In dealing with Iran, the U.S., he said, “is guided by a simple bottom line: No deal is better than a bad deal. We get it, we understand the existential threat in our gut.” He said America’s stance was “not a favor to Israel but in the interest of the U.S.”
Kerry, who has Jewish lineage, made an effective case for diplomacy, and his well-crafted remarks received more than polite applause at times. Alternating between policy assurances and personal anecdotes, he asserted that the U.S. will oppose boycotts of Jerusalem and that Israel must be recognized by the Palestinians as “the nation state of the Jewish people” and he described his first visit to Masada when he and other visitors were invited to shout “Am Yisrael Chai” [the people of Israel live] into the air and heard “the haunting echoes of chai, chai…something I’ll never forget.”

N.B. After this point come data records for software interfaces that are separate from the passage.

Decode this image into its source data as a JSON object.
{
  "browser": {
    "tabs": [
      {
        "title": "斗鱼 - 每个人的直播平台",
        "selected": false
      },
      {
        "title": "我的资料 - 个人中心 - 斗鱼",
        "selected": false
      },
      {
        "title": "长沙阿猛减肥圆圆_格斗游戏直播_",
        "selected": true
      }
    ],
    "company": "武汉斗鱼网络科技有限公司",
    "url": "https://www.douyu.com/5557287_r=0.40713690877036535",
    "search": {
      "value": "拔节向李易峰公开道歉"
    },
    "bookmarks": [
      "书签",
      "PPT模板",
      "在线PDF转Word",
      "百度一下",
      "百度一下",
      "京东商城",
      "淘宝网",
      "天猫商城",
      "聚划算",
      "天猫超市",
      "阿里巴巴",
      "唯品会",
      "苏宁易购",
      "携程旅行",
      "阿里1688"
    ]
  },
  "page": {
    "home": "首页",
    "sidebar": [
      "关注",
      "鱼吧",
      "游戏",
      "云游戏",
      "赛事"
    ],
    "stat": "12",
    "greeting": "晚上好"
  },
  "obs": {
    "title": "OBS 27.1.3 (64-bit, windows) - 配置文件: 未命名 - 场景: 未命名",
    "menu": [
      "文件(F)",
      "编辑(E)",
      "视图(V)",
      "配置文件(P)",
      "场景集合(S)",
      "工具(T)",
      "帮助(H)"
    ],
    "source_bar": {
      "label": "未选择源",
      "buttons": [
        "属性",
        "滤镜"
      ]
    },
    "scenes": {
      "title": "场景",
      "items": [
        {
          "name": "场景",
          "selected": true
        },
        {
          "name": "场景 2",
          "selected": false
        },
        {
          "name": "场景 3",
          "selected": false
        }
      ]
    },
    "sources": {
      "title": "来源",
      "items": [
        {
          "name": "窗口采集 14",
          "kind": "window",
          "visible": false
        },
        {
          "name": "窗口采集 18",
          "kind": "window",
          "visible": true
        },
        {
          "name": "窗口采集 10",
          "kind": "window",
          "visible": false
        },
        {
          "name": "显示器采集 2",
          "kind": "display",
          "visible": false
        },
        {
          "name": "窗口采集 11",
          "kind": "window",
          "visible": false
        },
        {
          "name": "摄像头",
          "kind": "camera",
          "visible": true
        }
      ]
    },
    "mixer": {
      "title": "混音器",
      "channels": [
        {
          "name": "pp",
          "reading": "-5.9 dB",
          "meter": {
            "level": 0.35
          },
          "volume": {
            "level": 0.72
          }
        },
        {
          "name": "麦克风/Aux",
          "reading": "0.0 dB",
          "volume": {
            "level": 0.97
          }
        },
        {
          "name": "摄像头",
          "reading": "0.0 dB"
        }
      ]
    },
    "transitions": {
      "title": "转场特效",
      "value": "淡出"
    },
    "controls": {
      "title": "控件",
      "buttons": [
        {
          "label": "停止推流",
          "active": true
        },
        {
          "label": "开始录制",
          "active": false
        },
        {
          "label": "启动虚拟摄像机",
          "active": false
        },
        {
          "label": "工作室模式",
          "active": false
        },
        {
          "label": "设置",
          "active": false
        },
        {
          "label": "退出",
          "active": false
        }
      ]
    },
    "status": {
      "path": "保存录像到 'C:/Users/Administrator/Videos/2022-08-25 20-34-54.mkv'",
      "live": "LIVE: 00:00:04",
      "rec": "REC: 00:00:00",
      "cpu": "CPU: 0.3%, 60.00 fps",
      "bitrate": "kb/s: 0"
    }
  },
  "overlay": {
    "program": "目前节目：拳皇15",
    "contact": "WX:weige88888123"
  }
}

I suspect that many in the audience, like me, wanted very much to believe Kerry. Unlike a year ago at this conference, no one was calling for a military strike on Iran. Everyone would prefer to prevent a nuclear Iran through talks. And the secretary certainly seemed sincere when he spoke of his tireless efforts and said that U.S. negotiators on Iran have their “eyes open wide,” that the talks are “not about trusting Tehran but about testing Iran,” and that America’s first priority in the Mideast negotiations is Israel’s security.
But rhetoric can only go so far. And ever since Obama backed off his own “red line” pledge last fall on punishing Syria for using chemical weapons against its own people, his deep resistance to the use, or real threat, of military force has been palpable.
According to Goldberg, speaking at a session analyzing the current Mideast situation, the question now is “to what degree is Obama uninterested in projecting American force in the Mideast and beyond?”
Fellow panelist Robert Satloff, executive director of the Washington Institute for Near East Policy, asserted that the negotiations on Iran are about “how much time we’ll have to figure out that Iran is cheating. It’s not about denying Iran the ability to cheat” or preventing its nuclear efforts, he said, adding: “In a fundamental way Iran has won.”
Bolstering that impression, at a session on “Inside Iran: The Politics of the Islamic Republic,” the two key speakers, both natives of Iran now working at the Foundation for Defense of Democracies in the U.S., were pessimistic about negotiations on Iran’s nuclear program. Ali Alfoneh and Emanuele Ottolenghi agreed that President Hassan Rouhani is a milder, more sophisticated leader than his predecessor, Mahmoud Ahmadinejad, but that he is not a reformist and does not represent a strategic shift in Iran policy.
At a panel on Israeli public opinion, Ari Shavit, the Haaretz correspondent and author of the best-seller, “My Promised Land,” said that Israelis are caught in a bind, willing to make concessions to the Palestinians but only if their own security is assured.
Israelis are afraid of U.S. pressure, he said, and realize they must change the status quo to avoid being further delegitimized by the rest of the world. While insisting on a deal that would include recognition of Israel as a Jewish state, Shavit called for “changing the dynamic” in ways that “take the high moral ground” for both strategic and moral reasons.
“The ice is thin, we’re on the edge, and if we don’t change, we’re in trouble, especially with young people,” he said.
After touring U.S. campuses for much of January, Shavit observed that Israel is seen as “tribal and as human rights violators,” even among many Jewish students. He called for “a love offensive to win the hearts and minds” of young people, saying it is “the most important battle of all.”
The large audience applauded and then went on to other sessions preparing them to lobby a Congress highly sympathetic to their concerns.
It’s the White House that AIPAC and its supporters need to worry about.